Reading Through History: The All-of-a-Kind Family by Sydney Taylor (1951)

Mama has five girls: Ella, Henny, Sarah, Charlotte, and Gertie, and because there are no boys, they call themselves an “all-of-a-kind family.” The family doesn’t have very much money, but they still have lots to be happy about. The girls visit the library regularly, where they are always glad to see their friend, the library lady. They have a wonderful relationship with their father’s best friend, Charlie, who gives them treats when they are sick and often comes around for dinner on holidays. They even get a little bit of money now and then to spend on secret candy to eat in bed, and to buy gifts for their father’s birthday. Throughout the year, the girls keep busy and make the best of what they do have - wonderful friends, and each other.
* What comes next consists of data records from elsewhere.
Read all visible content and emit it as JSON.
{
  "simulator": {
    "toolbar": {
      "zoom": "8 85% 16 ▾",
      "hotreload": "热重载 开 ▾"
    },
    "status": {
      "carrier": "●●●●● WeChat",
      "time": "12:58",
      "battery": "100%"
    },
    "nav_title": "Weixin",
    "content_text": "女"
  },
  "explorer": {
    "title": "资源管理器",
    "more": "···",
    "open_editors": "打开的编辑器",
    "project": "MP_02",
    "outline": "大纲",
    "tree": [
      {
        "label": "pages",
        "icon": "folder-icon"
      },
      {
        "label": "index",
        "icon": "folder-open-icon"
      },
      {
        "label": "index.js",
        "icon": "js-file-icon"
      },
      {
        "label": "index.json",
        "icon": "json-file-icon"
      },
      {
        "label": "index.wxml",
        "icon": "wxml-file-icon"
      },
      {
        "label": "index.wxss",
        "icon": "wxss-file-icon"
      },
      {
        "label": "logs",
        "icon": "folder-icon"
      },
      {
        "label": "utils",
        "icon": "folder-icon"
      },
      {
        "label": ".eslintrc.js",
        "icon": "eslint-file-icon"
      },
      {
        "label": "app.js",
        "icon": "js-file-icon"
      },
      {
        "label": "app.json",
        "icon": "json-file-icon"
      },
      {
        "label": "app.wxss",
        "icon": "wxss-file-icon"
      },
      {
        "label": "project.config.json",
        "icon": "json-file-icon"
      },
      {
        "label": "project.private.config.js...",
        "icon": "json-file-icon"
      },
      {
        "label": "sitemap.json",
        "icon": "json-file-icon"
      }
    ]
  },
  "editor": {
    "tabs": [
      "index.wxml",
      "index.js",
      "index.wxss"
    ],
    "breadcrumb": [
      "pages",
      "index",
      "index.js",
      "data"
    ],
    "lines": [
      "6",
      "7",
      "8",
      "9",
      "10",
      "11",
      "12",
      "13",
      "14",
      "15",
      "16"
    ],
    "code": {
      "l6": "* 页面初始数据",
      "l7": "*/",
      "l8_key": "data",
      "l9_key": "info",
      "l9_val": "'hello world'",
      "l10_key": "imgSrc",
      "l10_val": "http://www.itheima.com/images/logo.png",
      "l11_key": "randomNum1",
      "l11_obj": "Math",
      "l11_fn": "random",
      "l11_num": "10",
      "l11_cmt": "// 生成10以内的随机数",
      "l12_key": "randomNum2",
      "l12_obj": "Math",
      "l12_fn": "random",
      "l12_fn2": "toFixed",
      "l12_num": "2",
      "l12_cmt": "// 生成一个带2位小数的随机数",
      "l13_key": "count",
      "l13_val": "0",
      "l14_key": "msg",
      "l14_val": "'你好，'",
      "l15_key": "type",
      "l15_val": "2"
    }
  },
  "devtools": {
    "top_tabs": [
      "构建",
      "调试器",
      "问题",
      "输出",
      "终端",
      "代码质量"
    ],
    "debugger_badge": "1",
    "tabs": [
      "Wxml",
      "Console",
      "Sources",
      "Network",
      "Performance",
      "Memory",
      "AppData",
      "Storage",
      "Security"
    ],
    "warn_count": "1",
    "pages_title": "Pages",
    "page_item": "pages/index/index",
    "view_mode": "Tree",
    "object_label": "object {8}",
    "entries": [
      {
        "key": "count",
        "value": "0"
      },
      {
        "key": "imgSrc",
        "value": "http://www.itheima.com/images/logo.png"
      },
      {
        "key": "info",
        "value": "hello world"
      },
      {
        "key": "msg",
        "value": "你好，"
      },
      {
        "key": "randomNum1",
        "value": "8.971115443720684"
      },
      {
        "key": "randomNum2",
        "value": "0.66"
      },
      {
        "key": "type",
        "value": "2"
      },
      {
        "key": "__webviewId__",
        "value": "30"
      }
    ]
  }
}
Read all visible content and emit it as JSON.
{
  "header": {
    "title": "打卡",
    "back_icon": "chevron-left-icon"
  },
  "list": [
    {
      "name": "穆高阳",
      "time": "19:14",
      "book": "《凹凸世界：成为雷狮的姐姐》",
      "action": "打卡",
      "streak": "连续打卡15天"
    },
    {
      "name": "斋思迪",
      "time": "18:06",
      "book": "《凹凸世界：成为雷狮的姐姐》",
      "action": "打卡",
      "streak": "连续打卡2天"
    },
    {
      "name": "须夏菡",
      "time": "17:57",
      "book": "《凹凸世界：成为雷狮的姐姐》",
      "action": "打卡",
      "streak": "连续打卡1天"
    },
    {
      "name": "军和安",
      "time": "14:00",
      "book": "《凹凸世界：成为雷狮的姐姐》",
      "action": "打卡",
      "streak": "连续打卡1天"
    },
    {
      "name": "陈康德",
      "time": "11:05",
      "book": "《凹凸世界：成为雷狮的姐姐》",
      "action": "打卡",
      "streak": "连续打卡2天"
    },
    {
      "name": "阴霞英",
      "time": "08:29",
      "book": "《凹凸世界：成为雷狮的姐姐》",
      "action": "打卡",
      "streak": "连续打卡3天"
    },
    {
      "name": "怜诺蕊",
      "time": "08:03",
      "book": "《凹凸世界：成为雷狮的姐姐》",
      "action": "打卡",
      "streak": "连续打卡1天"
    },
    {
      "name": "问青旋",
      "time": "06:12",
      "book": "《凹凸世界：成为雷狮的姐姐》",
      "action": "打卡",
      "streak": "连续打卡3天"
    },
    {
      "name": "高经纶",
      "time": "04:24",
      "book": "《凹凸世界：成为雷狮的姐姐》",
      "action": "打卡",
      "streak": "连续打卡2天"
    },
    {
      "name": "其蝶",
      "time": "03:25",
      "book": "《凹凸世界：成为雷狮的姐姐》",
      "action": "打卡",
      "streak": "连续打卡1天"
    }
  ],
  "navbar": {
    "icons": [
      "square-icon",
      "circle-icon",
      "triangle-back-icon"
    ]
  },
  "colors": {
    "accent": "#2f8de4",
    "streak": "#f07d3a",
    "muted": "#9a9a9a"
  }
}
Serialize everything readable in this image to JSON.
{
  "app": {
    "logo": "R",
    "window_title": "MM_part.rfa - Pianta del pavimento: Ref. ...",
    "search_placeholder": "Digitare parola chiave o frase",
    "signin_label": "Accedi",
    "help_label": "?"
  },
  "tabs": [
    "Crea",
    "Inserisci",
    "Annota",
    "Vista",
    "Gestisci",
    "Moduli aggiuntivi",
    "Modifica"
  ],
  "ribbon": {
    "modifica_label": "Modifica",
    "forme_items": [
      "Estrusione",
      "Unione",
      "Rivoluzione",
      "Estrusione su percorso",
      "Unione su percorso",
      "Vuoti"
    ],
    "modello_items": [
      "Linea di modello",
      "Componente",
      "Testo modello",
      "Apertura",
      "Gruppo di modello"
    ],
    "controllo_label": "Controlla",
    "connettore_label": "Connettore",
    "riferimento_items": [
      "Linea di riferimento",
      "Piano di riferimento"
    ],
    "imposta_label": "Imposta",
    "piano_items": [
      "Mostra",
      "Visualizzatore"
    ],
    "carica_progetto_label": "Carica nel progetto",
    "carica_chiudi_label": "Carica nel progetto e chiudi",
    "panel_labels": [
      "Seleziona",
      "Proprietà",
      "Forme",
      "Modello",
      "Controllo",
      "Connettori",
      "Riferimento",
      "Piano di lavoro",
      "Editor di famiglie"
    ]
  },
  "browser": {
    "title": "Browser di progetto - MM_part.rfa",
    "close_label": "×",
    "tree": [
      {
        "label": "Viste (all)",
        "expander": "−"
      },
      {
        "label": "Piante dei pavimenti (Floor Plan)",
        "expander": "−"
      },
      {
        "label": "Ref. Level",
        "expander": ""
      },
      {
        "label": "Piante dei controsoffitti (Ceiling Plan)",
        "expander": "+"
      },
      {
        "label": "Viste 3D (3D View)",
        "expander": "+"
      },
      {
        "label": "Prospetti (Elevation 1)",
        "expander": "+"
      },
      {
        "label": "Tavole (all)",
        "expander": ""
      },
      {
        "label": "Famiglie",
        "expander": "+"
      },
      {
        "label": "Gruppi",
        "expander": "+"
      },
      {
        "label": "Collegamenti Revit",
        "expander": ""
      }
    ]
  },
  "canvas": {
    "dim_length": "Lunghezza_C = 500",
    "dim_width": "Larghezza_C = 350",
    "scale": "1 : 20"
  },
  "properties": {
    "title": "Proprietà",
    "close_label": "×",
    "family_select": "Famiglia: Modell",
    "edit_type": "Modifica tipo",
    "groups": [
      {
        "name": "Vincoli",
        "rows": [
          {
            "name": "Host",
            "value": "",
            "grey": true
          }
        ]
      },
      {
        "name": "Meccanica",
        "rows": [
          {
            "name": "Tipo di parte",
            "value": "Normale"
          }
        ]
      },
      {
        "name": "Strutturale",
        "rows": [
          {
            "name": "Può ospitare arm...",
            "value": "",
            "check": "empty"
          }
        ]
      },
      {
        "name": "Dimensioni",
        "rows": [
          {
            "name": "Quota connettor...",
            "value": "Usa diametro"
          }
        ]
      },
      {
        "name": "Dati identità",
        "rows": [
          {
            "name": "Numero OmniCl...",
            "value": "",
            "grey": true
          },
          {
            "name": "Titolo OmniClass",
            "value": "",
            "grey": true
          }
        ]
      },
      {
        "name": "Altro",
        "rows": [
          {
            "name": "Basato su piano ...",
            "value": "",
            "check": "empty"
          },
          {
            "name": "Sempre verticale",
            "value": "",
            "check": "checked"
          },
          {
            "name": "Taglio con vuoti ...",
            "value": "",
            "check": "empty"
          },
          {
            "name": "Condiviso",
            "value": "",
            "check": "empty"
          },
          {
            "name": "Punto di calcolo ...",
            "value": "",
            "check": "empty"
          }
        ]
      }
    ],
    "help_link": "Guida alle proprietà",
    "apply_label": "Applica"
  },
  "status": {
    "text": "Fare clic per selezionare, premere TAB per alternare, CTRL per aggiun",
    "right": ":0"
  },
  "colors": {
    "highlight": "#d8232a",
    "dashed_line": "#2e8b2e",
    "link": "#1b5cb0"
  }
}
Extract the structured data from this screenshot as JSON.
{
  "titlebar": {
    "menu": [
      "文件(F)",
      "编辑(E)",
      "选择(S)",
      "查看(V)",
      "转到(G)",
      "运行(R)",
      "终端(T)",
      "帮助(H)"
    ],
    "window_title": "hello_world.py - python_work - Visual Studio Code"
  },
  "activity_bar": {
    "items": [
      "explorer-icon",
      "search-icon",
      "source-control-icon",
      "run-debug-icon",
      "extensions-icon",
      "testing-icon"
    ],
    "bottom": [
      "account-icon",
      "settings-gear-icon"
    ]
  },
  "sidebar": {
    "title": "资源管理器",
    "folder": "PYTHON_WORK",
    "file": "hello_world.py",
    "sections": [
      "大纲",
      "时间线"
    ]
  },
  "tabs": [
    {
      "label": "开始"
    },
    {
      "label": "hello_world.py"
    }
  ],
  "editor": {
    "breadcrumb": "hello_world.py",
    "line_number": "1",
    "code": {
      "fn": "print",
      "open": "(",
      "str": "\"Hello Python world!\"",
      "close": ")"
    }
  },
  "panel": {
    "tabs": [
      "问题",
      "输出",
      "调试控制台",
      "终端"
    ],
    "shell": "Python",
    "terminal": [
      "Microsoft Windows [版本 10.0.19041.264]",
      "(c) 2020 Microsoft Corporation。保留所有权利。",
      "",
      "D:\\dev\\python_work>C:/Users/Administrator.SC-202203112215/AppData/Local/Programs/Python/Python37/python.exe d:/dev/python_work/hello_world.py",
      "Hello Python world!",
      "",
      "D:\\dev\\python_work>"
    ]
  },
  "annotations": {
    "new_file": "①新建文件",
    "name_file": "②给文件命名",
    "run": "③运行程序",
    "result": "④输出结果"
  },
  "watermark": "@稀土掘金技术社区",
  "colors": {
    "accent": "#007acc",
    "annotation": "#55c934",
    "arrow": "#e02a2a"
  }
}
This first book in the All-of-a-Kind-Family series was written in the 1950s, but it takes place during the year 1912. Despite the age of the story and the fact that it is historical fiction, it is a fresh and accessible book, even today. Though the girls in the story are poor and living on the Lower East Side of Manhattan, they have many experiences that can be universally appreciated by children from all backgrounds, living in urban and rural environments. Each chapter consists of a particularly memorable episode in the family’s life, including things like the loss of a library book, the discovery of old books in their father’s warehouse, and missing out on the Passover seder because of scarlet fever. Readers learn not only what life was like for immigrants living in early 20th century New York, but also all about Jewish tradition and celebrations throughout the year. Though the girls in the story lived 100 years ago, they have many qualities, interests, and worries that contemporary kids undoubtedly share.

The All-of-a-Kind Family is a great fictional representation of growing up in a Jewish family, as well as a sweet celebration of sisterhood. There are some surprise twists at the end of the book that bring together details and characters from earlier chapters, and I didn’t see any of those coming, so I was very pleased by that. I also like how quickly the story moves, and the upbeat tone that provides a sense of hope in difficult circumstances without becoming overly sentimental about city living or poverty. Readers who are anxiously awaiting another installment in the Penderwicks series might enjoy reading about the All-of-a-Kind Family - a series with six books in all - while they wait. It might also appeal to fans of Megan McDonald’s Sisters Club books, and to readers who enjoy The Boxcar Children, The Bobbsey Twins, and Betsy-Tacy.

1 comment:

  1. I loved this book when I was a kid and I still remember parts of it fondly. After my daughters were born, I tracked down a copy and one of them now loves it too.